• [TASK TO CARRY OUT] Copy every line of the entries that has the string "Manager" in it.

====== EXTRACTED RECORDS

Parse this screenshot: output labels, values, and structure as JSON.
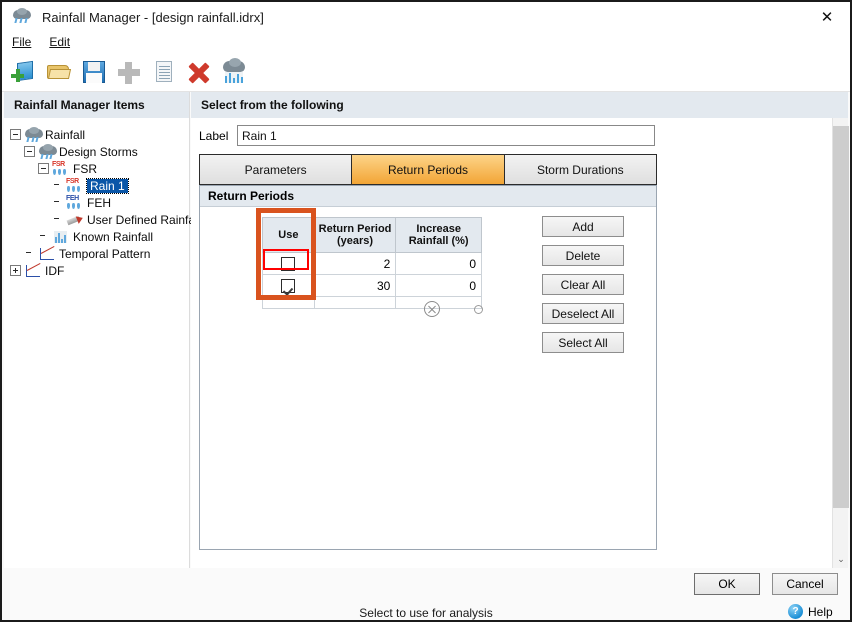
{
  "window": {
    "title": "Rainfall Manager - [design rainfall.idrx]",
    "title_icon": "rain-cloud-icon",
    "close_label": "✕"
  },
  "menu": {
    "items": [
      {
        "label": "File",
        "accel": "F"
      },
      {
        "label": "Edit",
        "accel": "E"
      }
    ]
  },
  "toolbar": {
    "buttons": [
      {
        "name": "new-icon"
      },
      {
        "name": "open-folder-icon"
      },
      {
        "name": "save-icon"
      },
      {
        "name": "add-icon"
      },
      {
        "name": "copy-icon"
      },
      {
        "name": "delete-icon"
      },
      {
        "name": "rainfall-icon"
      }
    ]
  },
  "sidebar": {
    "header": "Rainfall Manager Items",
    "tree": [
      {
        "label": "Rainfall",
        "depth": 0,
        "expander": "minus",
        "icon": "rain-cloud-icon",
        "selected": false
      },
      {
        "label": "Design Storms",
        "depth": 1,
        "expander": "minus",
        "icon": "rain-cloud-icon",
        "selected": false
      },
      {
        "label": "FSR",
        "depth": 2,
        "expander": "minus",
        "icon": "fsr-icon",
        "selected": false
      },
      {
        "label": "Rain 1",
        "depth": 3,
        "expander": "none",
        "icon": "fsr-icon",
        "selected": true
      },
      {
        "label": "FEH",
        "depth": 2,
        "expander": "none",
        "icon": "feh-icon",
        "selected": false
      },
      {
        "label": "User Defined Rainfall",
        "depth": 2,
        "expander": "none",
        "icon": "pencil-icon",
        "selected": false
      },
      {
        "label": "Known Rainfall",
        "depth": 1,
        "expander": "none",
        "icon": "bar-chart-icon",
        "selected": false
      },
      {
        "label": "Temporal Pattern",
        "depth": 0,
        "expander": "none",
        "icon": "line-graph-icon",
        "selected": false
      },
      {
        "label": "IDF",
        "depth": 0,
        "expander": "plus",
        "icon": "line-graph-icon",
        "selected": false
      }
    ]
  },
  "content": {
    "header": "Select from the following",
    "label_caption": "Label",
    "label_value": "Rain 1",
    "label_placeholder": "",
    "tabs": [
      {
        "label": "Parameters",
        "active": false
      },
      {
        "label": "Return Periods",
        "active": true
      },
      {
        "label": "Storm Durations",
        "active": false
      }
    ],
    "panel_title": "Return Periods",
    "grid": {
      "columns": [
        "Use",
        "Return Period (years)",
        "Increase Rainfall (%)"
      ],
      "column_lines": [
        [
          "Use"
        ],
        [
          "Return Period",
          "(years)"
        ],
        [
          "Increase",
          "Rainfall (%)"
        ]
      ],
      "rows": [
        {
          "use": false,
          "return_period": "2",
          "increase_rainfall": "0"
        },
        {
          "use": true,
          "return_period": "30",
          "increase_rainfall": "0"
        }
      ]
    },
    "indicators": [
      {
        "name": "circle-x-icon"
      },
      {
        "name": "circle-small-icon"
      }
    ],
    "actions": [
      {
        "label": "Add"
      },
      {
        "label": "Delete"
      },
      {
        "label": "Clear All"
      },
      {
        "label": "Deselect All"
      },
      {
        "label": "Select All"
      }
    ],
    "annotations": [
      {
        "name": "use-column-highlight",
        "color": "#d9531e"
      },
      {
        "name": "first-checkbox-highlight",
        "color": "#ff0000"
      }
    ]
  },
  "footer": {
    "ok_label": "OK",
    "cancel_label": "Cancel",
    "help_label": "Help",
    "help_glyph": "?",
    "status_text": "Select to use for analysis"
  },
  "scrollbar": {
    "down_arrow": "⌄"
  },
  "colors": {
    "accent_tab": "#f2a536",
    "selection": "#0a56a8",
    "header_bg": "#e3e9ef",
    "annotation_outer": "#d9531e",
    "annotation_inner": "#ff0000"
  }
}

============

• [SOLUTION]
    "title": "Rainfall Manager - [design rainfall.idrx]",
    "header": "Rainfall Manager Items",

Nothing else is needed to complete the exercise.